Applied behavior specialists from the New England Center for Children (NECC), a non-profit research and education center, will be working closely with students, teachers and parents in the autism program to improve readiness skills for general education curriculum, build better social cues and encourage new methods of teaching children with autism.

Dedicated in transforming the lives of children with autism through education, research and technology, NECC is providing essential skills for Warren-Prescott’s autistic community based on proven teaching methods and over 35 years of research and practice.  NECC has created the Autism Curriculum Encyclopedia (ACE) which is an interactive database containing assessment tools, lesson plans, teaching materials, and student performance reports for more than 1,300 skills drawn from curriculum used at NECC.

Improving science and technology skills among elementary and middle school students is becoming an essential goal for all of our nation’s youth in public schools.  Warren-Prescott has stepped up their efforts by introducing programs from Boston-based Science from Scientists (SfS), non-profit firm striving to improve science and technology awareness in today’s schools.  SfS typically works with more than 24 schools, roughly 2,000 students annually, to instruct children based on Massachusetts STEM framework curriculum, or Science, Technology, Engineering & Math.  STEM standards were developed based on Governor Deval Patrick’s STEM Advisory Council, created to ensure that all students are educated in STEM fields, enabling them to pursue post-secondary degrees or careers in these areas.
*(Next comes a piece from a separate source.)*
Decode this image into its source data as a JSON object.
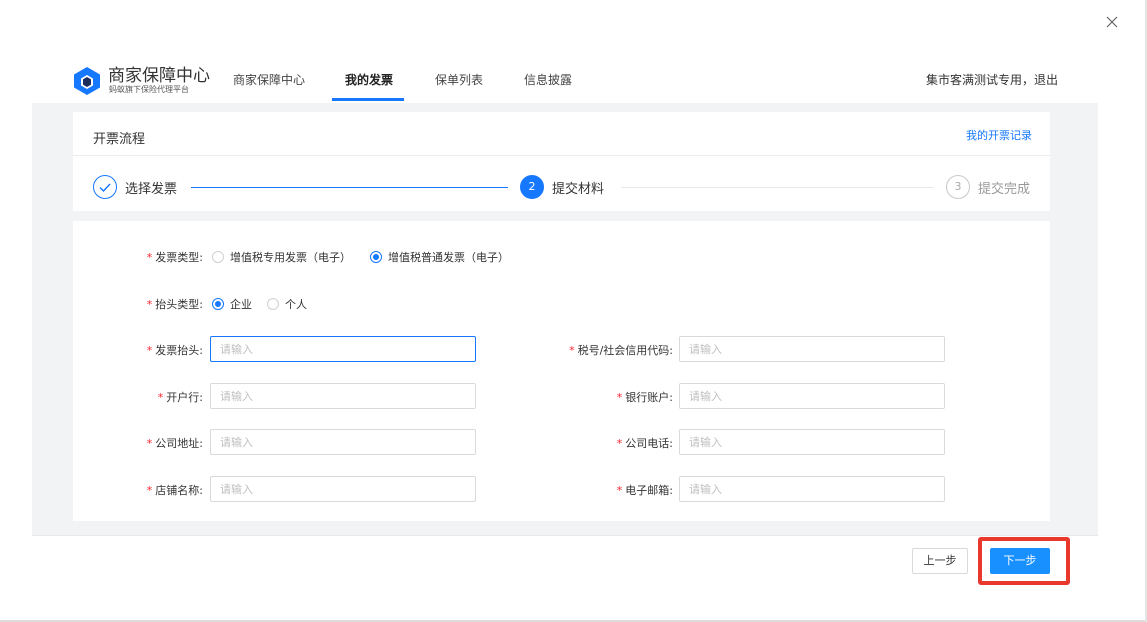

“We’re very lucky that our school is located in a hotbed of science, research and technology companies as well as campuses of higher learning, such as MIT,” said Principal Michele Davis.  “What better way to learn science than to learn it from actual scientists.”